Overview – WTO Agricultural Rules
The WTO Agreement on Agriculture was a very considerable achievement in the reform of agricultural trade policy. This Agreement was concluded as part of the Uruguay Round of multilateral trade negotiations in 1994. It brought agricultural trade within world trade rules for the first time. WTO Members recognised that the Uruguay Round Agreement was only the beginning of the process of reducing agricultural support and protection. In that Agreement, they committed themselves to initiating further negotiations to continue the process after 2000. These negotiations are now part of the WTO Doha Round of multilateral trade negotiations, which were launched in 2001. However, nine years on, these talks have yet to be concluded.
Agricultural Trade Rules in the WTO outlines the evolution of agricultural policy rules first within the GATT and then the WTO and describes the negotiation of the Uruguay Round Agreement on Agriculture and the Doha Development Round.
The central position occupied by developing countries in the Doha negotiations is unprecedented. Special and Differential Treatment (SDT) looks at the special treatment given to developing countries in the WTO system.
The Agreement on Sanitary and Phytosanitary Measures (SPS) is another WTO agreement that impacts on agricultural trade. This section examines the objectives of the SPS and how this has influenced disputes between member countries.
WTO Dispute Settlement is one of the cornerstones of the WTO. This section examines the Dispute Settlement Understanding (DSU) Process and looks at agricultural cases taken under the DSU.
Negotiating the Doha Round describes the process of negotiation behind the Doha Round as well as offering an insight into the negotiating positions of the key negotiating groups. The state of play in the negotiations around the main pillars of market access, domestic support and export subsidies is briefly described.
What would be the impact of a successful conclusion to the Doha Round on EU agricultural policy and promoting greater policy coherence with development policy? The implications of a Doha agreement for EU agricultural policy explores the potential impacts.
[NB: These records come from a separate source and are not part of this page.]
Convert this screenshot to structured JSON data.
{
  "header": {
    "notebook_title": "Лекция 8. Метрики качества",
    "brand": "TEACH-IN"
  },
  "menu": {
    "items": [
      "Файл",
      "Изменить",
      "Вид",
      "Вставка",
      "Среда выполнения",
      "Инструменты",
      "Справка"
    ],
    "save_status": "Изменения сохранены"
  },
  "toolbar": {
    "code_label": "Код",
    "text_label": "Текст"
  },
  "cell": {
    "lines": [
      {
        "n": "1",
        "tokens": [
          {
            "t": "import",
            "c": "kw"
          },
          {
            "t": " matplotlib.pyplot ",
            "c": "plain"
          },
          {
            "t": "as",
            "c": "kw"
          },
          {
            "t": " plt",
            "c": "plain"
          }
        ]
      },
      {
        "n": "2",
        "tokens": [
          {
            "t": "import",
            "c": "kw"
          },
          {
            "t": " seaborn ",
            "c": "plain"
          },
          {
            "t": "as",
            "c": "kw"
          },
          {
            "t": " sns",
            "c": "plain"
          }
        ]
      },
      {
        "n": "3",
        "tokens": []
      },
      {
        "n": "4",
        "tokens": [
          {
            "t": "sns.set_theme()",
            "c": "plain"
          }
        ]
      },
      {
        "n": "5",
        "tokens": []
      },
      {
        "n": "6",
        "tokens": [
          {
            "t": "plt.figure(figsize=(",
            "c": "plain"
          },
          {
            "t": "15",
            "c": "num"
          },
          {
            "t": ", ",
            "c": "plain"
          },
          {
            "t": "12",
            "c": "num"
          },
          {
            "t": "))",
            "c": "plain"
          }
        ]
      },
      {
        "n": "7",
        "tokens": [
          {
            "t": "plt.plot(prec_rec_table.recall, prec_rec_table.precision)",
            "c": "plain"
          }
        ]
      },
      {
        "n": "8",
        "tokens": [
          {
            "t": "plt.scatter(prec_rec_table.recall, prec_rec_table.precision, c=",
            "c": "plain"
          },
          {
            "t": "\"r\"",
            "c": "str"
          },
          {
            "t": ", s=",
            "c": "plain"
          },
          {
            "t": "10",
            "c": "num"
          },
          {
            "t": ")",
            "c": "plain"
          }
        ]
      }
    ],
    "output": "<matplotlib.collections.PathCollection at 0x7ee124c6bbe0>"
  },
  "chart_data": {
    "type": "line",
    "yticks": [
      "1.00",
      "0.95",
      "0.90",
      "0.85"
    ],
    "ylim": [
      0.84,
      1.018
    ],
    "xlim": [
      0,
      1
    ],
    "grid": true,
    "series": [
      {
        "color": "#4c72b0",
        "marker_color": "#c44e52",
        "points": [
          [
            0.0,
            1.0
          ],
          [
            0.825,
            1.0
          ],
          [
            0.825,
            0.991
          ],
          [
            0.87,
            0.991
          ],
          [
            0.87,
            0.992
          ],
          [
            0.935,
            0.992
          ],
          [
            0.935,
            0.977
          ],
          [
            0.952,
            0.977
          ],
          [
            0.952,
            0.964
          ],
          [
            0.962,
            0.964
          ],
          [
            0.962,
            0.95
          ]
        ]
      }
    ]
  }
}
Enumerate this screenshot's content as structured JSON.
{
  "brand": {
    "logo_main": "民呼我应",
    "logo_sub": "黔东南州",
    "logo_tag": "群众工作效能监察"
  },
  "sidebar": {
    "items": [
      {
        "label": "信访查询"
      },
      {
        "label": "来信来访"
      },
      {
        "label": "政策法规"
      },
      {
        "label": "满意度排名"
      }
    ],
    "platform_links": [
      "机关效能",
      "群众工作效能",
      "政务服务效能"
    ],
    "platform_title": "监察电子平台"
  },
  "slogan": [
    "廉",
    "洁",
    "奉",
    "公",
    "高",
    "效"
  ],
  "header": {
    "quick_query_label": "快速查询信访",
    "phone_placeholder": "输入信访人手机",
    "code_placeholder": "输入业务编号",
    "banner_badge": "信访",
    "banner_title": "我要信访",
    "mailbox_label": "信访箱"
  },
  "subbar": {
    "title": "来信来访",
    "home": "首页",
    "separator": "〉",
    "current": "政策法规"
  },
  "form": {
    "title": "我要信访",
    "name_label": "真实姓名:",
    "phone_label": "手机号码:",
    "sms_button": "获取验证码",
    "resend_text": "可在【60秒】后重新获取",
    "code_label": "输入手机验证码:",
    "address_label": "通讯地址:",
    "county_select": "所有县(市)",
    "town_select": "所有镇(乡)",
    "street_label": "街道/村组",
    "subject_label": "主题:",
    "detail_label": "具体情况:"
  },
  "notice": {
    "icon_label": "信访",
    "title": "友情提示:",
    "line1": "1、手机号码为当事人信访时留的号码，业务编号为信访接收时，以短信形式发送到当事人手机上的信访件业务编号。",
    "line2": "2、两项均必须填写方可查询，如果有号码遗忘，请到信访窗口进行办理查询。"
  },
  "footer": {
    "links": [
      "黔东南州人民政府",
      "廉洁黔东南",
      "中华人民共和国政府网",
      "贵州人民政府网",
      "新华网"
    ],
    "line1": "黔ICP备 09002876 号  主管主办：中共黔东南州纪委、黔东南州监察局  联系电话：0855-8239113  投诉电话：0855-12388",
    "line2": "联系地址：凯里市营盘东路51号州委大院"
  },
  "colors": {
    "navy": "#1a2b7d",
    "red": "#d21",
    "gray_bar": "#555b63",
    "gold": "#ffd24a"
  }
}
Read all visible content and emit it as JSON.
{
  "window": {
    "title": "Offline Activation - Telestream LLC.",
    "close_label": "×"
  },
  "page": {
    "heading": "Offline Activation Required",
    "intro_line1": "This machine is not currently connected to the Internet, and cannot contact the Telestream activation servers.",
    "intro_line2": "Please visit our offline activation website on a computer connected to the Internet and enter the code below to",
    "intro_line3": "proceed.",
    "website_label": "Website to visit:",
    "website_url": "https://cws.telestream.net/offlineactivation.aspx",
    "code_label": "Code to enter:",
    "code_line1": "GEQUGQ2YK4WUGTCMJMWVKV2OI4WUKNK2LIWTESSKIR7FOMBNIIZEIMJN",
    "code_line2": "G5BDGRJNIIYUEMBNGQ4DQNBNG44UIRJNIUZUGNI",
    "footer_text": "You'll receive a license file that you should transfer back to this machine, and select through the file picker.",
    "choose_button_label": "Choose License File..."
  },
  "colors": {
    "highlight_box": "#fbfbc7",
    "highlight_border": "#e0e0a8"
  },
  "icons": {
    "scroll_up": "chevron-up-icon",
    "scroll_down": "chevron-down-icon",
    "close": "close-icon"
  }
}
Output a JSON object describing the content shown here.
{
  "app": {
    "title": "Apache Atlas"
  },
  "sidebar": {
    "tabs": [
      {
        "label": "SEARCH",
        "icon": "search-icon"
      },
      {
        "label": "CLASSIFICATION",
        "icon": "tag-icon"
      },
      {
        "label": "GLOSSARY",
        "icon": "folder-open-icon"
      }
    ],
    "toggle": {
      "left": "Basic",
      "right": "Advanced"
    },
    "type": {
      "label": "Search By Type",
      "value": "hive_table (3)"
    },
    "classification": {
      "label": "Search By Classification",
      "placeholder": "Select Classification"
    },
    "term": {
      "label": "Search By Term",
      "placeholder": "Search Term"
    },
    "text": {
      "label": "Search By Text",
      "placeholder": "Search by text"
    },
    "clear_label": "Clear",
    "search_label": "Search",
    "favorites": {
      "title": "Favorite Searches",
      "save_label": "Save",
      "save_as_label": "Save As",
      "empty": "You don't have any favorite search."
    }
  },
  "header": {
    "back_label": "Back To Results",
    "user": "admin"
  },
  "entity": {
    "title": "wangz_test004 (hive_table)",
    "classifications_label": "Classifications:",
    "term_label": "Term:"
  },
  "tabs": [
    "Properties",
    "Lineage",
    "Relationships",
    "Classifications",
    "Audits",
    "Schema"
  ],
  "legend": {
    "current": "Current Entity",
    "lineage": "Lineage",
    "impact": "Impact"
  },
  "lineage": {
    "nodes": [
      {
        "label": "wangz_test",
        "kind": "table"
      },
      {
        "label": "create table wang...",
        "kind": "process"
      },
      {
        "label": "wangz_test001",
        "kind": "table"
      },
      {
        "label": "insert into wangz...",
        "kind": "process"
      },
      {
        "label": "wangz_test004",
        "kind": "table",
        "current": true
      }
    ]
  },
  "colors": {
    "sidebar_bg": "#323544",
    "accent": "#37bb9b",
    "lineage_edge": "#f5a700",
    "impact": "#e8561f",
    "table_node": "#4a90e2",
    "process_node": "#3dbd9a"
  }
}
Following the breakdown of the Doha negotiations in July 2008, the future of the Doha Round examines the reasons for the collapse, whether the talks can be revived and what the alternatives to a successful Doha Round might be.